*** STORED DATA

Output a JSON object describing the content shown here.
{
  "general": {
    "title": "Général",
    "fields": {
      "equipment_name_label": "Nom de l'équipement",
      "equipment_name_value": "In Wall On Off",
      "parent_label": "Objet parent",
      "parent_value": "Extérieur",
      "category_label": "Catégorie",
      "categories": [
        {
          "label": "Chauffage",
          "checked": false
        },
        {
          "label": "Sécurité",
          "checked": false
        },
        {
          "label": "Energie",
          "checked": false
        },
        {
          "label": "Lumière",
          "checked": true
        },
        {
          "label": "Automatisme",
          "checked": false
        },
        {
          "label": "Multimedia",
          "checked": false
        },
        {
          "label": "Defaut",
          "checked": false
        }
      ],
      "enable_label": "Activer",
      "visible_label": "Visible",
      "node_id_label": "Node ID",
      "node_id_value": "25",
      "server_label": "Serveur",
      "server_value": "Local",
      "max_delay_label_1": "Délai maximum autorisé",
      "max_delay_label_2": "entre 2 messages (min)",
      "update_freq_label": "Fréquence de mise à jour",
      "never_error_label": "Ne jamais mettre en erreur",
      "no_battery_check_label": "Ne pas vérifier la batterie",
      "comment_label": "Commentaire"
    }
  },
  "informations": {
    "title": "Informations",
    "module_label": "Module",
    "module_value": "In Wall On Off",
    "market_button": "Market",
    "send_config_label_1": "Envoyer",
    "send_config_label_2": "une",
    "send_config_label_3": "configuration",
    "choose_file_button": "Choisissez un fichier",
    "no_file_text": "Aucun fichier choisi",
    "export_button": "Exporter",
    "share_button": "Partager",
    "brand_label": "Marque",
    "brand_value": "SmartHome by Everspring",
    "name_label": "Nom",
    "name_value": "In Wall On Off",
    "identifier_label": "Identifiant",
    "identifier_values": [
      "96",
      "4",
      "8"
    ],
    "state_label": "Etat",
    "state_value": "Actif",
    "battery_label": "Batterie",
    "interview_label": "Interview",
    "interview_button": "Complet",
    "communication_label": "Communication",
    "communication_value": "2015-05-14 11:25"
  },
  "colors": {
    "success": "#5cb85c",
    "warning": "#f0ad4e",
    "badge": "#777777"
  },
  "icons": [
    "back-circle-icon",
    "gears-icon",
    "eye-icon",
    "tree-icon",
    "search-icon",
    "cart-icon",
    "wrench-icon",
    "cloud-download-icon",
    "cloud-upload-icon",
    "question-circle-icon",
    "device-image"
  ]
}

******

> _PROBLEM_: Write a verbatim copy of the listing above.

> _YOUR RESPONSE_:
Output a JSON object describing the content shown here.
{
  "general": {
    "title": "Général",
    "fields": {
      "equipment_name_label": "Nom de l'équipement",
      "equipment_name_value": "In Wall On Off",
      "parent_label": "Objet parent",
      "parent_value": "Extérieur",
      "category_label": "Catégorie",
      "categories": [
        {
          "label": "Chauffage",
          "checked": false
        },
        {
          "label": "Sécurité",
          "checked": false
        },
        {
          "label": "Energie",
          "checked": false
        },
        {
          "label": "Lumière",
          "checked": true
        },
        {
          "label": "Automatisme",
          "checked": false
        },
        {
          "label": "Multimedia",
          "checked": false
        },
        {
          "label": "Defaut",
          "checked": false
        }
      ],
      "enable_label": "Activer",
      "visible_label": "Visible",
      "node_id_label": "Node ID",
      "node_id_value": "25",
      "server_label": "Serveur",
      "server_value": "Local",
      "max_delay_label_1": "Délai maximum autorisé",
      "max_delay_label_2": "entre 2 messages (min)",
      "update_freq_label": "Fréquence de mise à jour",
      "never_error_label": "Ne jamais mettre en erreur",
      "no_battery_check_label": "Ne pas vérifier la batterie",
      "comment_label": "Commentaire"
    }
  },
  "informations": {
    "title": "Informations",
    "module_label": "Module",
    "module_value": "In Wall On Off",
    "market_button": "Market",
    "send_config_label_1": "Envoyer",
    "send_config_label_2": "une",
    "send_config_label_3": "configuration",
    "choose_file_button": "Choisissez un fichier",
    "no_file_text": "Aucun fichier choisi",
    "export_button": "Exporter",
    "share_button": "Partager",
    "brand_label": "Marque",
    "brand_value": "SmartHome by Everspring",
    "name_label": "Nom",
    "name_value": "In Wall On Off",
    "identifier_label": "Identifiant",
    "identifier_values": [
      "96",
      "4",
      "8"
    ],
    "state_label": "Etat",
    "state_value": "Actif",
    "battery_label": "Batterie",
    "interview_label": "Interview",
    "interview_button": "Complet",
    "communication_label": "Communication",
    "communication_value": "2015-05-14 11:25"
  },
  "colors": {
    "success": "#5cb85c",
    "warning": "#f0ad4e",
    "badge": "#777777"
  },
  "icons": [
    "back-circle-icon",
    "gears-icon",
    "eye-icon",
    "tree-icon",
    "search-icon",
    "cart-icon",
    "wrench-icon",
    "cloud-download-icon",
    "cloud-upload-icon",
    "question-circle-icon",
    "device-image"
  ]
}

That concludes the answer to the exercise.